**The problem**: What is needed is an exact reproduction of the listing, without its pictures.
[Material for the task — start]
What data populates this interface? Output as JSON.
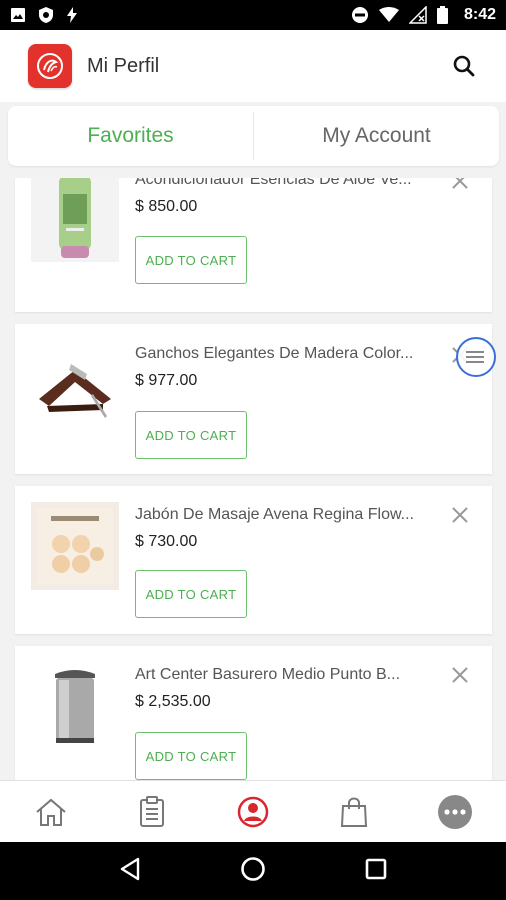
{
  "status_bar": {
    "time": "8:42",
    "left_icons": [
      "image-icon",
      "shield-icon",
      "bolt-icon"
    ],
    "right_icons": [
      "dnd-icon",
      "wifi-icon",
      "signal-off-icon",
      "battery-icon"
    ]
  },
  "header": {
    "title": "Mi Perfil",
    "logo_icon": "brand-logo",
    "search_icon": "search-icon"
  },
  "tabs": [
    {
      "label": "Favorites",
      "active": true
    },
    {
      "label": "My Account",
      "active": false
    }
  ],
  "favorites": [
    {
      "name": "Acondicionador Esencias De Aloe Ve...",
      "price": "$  850.00",
      "button": "ADD TO CART"
    },
    {
      "name": "Ganchos Elegantes De Madera Color...",
      "price": "$  977.00",
      "button": "ADD TO CART"
    },
    {
      "name": "Jabón De Masaje Avena Regina Flow...",
      "price": "$  730.00",
      "button": "ADD TO CART"
    },
    {
      "name": "Art Center Basurero Medio Punto B...",
      "price": "$  2,535.00",
      "button": "ADD TO CART"
    }
  ],
  "bottom_nav": [
    {
      "icon": "home-icon",
      "active": false
    },
    {
      "icon": "orders-icon",
      "active": false
    },
    {
      "icon": "profile-icon",
      "active": true
    },
    {
      "icon": "bag-icon",
      "active": false
    },
    {
      "icon": "more-icon",
      "active": false
    }
  ],
  "colors": {
    "accent": "#4caf50",
    "brand": "#e3322b"
  }
}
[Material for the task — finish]
**Solution for this problem**:
What data populates this interface? Output as JSON.
{
  "status_bar": {
    "time": "8:42",
    "left_icons": [
      "image-icon",
      "shield-icon",
      "bolt-icon"
    ],
    "right_icons": [
      "dnd-icon",
      "wifi-icon",
      "signal-off-icon",
      "battery-icon"
    ]
  },
  "header": {
    "title": "Mi Perfil",
    "logo_icon": "brand-logo",
    "search_icon": "search-icon"
  },
  "tabs": [
    {
      "label": "Favorites",
      "active": true
    },
    {
      "label": "My Account",
      "active": false
    }
  ],
  "favorites": [
    {
      "name": "Acondicionador Esencias De Aloe Ve...",
      "price": "$  850.00",
      "button": "ADD TO CART"
    },
    {
      "name": "Ganchos Elegantes De Madera Color...",
      "price": "$  977.00",
      "button": "ADD TO CART"
    },
    {
      "name": "Jabón De Masaje Avena Regina Flow...",
      "price": "$  730.00",
      "button": "ADD TO CART"
    },
    {
      "name": "Art Center Basurero Medio Punto B...",
      "price": "$  2,535.00",
      "button": "ADD TO CART"
    }
  ],
  "bottom_nav": [
    {
      "icon": "home-icon",
      "active": false
    },
    {
      "icon": "orders-icon",
      "active": false
    },
    {
      "icon": "profile-icon",
      "active": true
    },
    {
      "icon": "bag-icon",
      "active": false
    },
    {
      "icon": "more-icon",
      "active": false
    }
  ],
  "colors": {
    "accent": "#4caf50",
    "brand": "#e3322b"
  }
}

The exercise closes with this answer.